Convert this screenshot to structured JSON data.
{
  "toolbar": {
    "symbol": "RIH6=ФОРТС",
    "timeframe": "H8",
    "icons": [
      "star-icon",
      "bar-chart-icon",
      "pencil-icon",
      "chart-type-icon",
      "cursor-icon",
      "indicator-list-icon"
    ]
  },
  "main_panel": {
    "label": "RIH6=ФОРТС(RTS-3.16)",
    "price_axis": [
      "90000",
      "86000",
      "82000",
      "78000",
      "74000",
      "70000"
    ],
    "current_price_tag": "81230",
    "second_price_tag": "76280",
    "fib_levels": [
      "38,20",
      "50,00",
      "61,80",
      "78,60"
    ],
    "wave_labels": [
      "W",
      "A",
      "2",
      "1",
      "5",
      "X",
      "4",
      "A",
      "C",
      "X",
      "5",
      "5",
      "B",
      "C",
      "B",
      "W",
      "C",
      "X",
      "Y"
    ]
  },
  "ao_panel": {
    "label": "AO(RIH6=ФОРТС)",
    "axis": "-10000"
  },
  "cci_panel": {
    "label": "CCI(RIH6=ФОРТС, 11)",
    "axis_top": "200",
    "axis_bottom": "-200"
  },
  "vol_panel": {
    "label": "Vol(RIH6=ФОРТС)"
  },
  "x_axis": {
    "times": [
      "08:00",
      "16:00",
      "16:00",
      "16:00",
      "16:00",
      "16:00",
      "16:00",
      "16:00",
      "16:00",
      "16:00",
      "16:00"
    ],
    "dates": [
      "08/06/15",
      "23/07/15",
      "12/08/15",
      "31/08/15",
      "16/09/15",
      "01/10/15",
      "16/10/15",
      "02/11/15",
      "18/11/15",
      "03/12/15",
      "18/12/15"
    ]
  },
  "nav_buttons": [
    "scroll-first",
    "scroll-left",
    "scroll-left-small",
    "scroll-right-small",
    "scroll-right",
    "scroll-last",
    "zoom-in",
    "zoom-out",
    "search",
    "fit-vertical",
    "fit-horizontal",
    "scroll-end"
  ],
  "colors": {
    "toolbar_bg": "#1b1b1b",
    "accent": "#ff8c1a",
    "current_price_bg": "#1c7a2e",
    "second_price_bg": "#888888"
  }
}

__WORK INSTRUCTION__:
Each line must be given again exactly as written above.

__SOLVED PROBLEM__:
Convert this screenshot to structured JSON data.
{
  "toolbar": {
    "symbol": "RIH6=ФОРТС",
    "timeframe": "H8",
    "icons": [
      "star-icon",
      "bar-chart-icon",
      "pencil-icon",
      "chart-type-icon",
      "cursor-icon",
      "indicator-list-icon"
    ]
  },
  "main_panel": {
    "label": "RIH6=ФОРТС(RTS-3.16)",
    "price_axis": [
      "90000",
      "86000",
      "82000",
      "78000",
      "74000",
      "70000"
    ],
    "current_price_tag": "81230",
    "second_price_tag": "76280",
    "fib_levels": [
      "38,20",
      "50,00",
      "61,80",
      "78,60"
    ],
    "wave_labels": [
      "W",
      "A",
      "2",
      "1",
      "5",
      "X",
      "4",
      "A",
      "C",
      "X",
      "5",
      "5",
      "B",
      "C",
      "B",
      "W",
      "C",
      "X",
      "Y"
    ]
  },
  "ao_panel": {
    "label": "AO(RIH6=ФОРТС)",
    "axis": "-10000"
  },
  "cci_panel": {
    "label": "CCI(RIH6=ФОРТС, 11)",
    "axis_top": "200",
    "axis_bottom": "-200"
  },
  "vol_panel": {
    "label": "Vol(RIH6=ФОРТС)"
  },
  "x_axis": {
    "times": [
      "08:00",
      "16:00",
      "16:00",
      "16:00",
      "16:00",
      "16:00",
      "16:00",
      "16:00",
      "16:00",
      "16:00",
      "16:00"
    ],
    "dates": [
      "08/06/15",
      "23/07/15",
      "12/08/15",
      "31/08/15",
      "16/09/15",
      "01/10/15",
      "16/10/15",
      "02/11/15",
      "18/11/15",
      "03/12/15",
      "18/12/15"
    ]
  },
  "nav_buttons": [
    "scroll-first",
    "scroll-left",
    "scroll-left-small",
    "scroll-right-small",
    "scroll-right",
    "scroll-last",
    "zoom-in",
    "zoom-out",
    "search",
    "fit-vertical",
    "fit-horizontal",
    "scroll-end"
  ],
  "colors": {
    "toolbar_bg": "#1b1b1b",
    "accent": "#ff8c1a",
    "current_price_bg": "#1c7a2e",
    "second_price_bg": "#888888"
  }
}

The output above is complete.